Editor’s note: Wausau Pilot & Review gladly publishes commentary from readers, residents and candidates for local offices. The views of readers and columnists are independent of this newspaper and do not necessarily reflect the views of Wausau Pilot & Review. To submit, email firstname.lastname@example.org or mail to 500 N. Third St., Suite 208-8, Wausau, Wis. 54403.
By Philip R. O’Brien, national member of the ACS CAN Board of Directors
In the Badger State, we have a proud tradition of taking care of each other when our friends and neighbors are struggling. It’s the Wisconsin way. Right now, tens of thousands of Wisconsinites are struggling to afford health care for diseases like cancer.
Expanding BadgerCare, Wisconsin’s Medicaid program, is incredibly popular. According to the latest survey done by the American Cancer Society Cancer Action Network (ACS CAN), 7 in 10 Wisconsinites want to see BadgerCare expanded and 8 in 10 want our elected officials to take action to make health care more affordable.
BadgerCare is critical in the fight against cancer. Thousands of Wisconsinites depend on this program for cancer prevention, early detection, treatment and survivorship care services. In Wisconsin, over 37,300 people will be diagnosed with cancer this year, that’s 102 every single day.
The most important thing a cancer patient needs to treat their cancer is health insurance. And for 1 in 8 Wisconsinites, that insurance is BadgerCare. Cancer patients without health insurance tend to be diagnosed a full stage later than insured individuals, marking a substantial difference in treatment cost. Expanding BadgerCare would cover cancer patients who currently do not have insurance.
We need to acknowledge what rural, urban and suburban folks confirmed in the poll results: Wisconsin has a huge health care affordability gap. Expanding BadgerCare would allow 91,000 Wisconsin residents with lower incomes and their families to gain access to comprehensive and affordable health care coverage. That’s more Wisconsinites than you can pack into Lambeau Field. Expanding BadgerCare would cover hard-working farmers, veterans, and new mothers on limited income who cannot afford the increasingly high costs of health care. While many Marketplace plans offer a low monthly premium, they are not affordable for every income level. Additionally, the $8,000 deductibles that sometimes go with these plans are out of reach and mean people are forced to skip seeing a doctor even with Marketplace insurance coverage.

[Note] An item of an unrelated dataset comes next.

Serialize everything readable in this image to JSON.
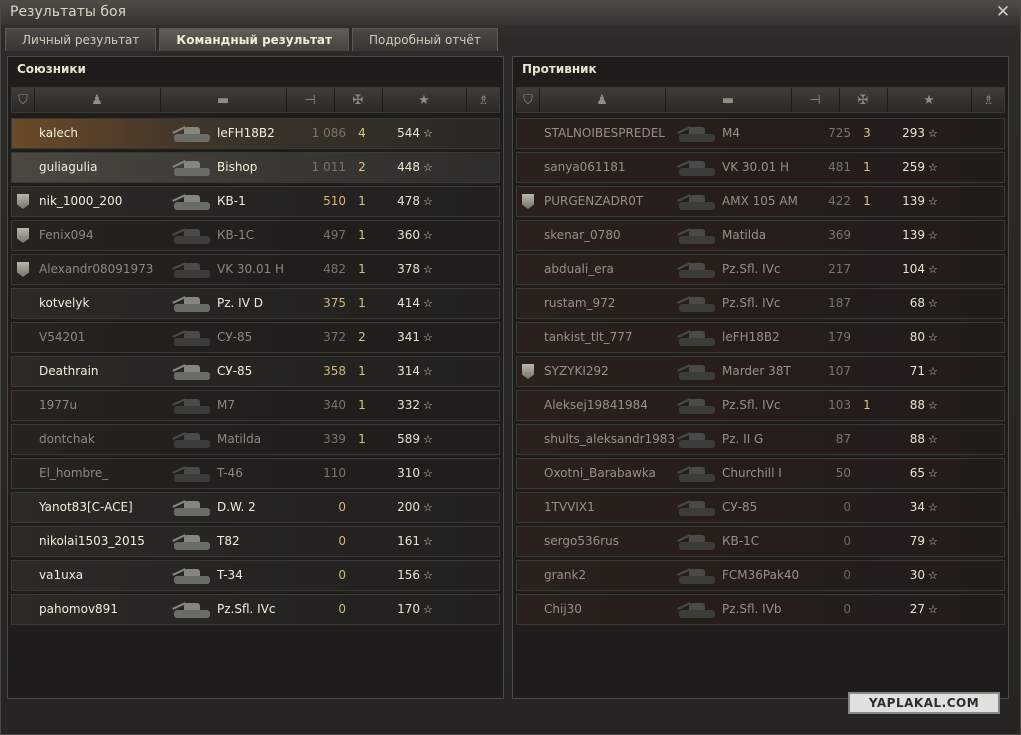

More than dollars and cents, the biggest impact in expanding BadgerCare is saving lives. A recent study led by researchers at the American Cancer Society (ACS) reveals states that have expanded Medicaid have experienced an increase in two-year overall survival rates among patients newly diagnosed with cancer, especially among people living in rural areas as well as non-Hispanic Black people. In comparison, individuals without affordable health insurance are less likely to receive a late-stage cancer diagnosis. When there is a delay in screening and treatment our family, friends and neighbors have poorer prognoses and the cancer is much more expensive to treat.
Thirty-eight other states have already expanded their Medicaid coverage and we can assess what is working in those states. This is not a “red state/blue state” phenomenon. States as varied as Louisiana and Massachusetts have expanded Medicaid. In addition to saving lives, expansion in other states has created jobs and brought millions of tax dollars home to those states.
When our families are protected, our communities and our economy are stronger. BadgerCare keeps hospital doors open across our state so that doctors, nurses and aides can provide lifesaving care for people with cancer and other diseases, secures more jobs in our communities and helps our state and nation become healthier and more prosperous.
BadgerCare provides health insurance to low-income children and adults, seniors and people with disabilities, so that they can get the care they need to get and stay healthy. It allows people to see a doctor when they need a cancer screening. When they are sick, it allows them to get check-ups, buy medications and go to the hospital. In tough times like these, when people lose jobs and need help, BadgerCare protects people’s health and their finances — because no one should have to choose between paying for health care and paying for rent or groceries.
I encourage you to visit https://www.fightcancer.org/voter-guides/wisconsin to see how the candidates for governor plan to address our health care affordability gap for low-income Wisconsinites.
Phil O’Brien is a Wisconsin resident and member of the national Board of Directors for the American Cancer Society Cancer Action Network (ACS CAN), the advocacy affiliate of the American Cancer Society (ACS).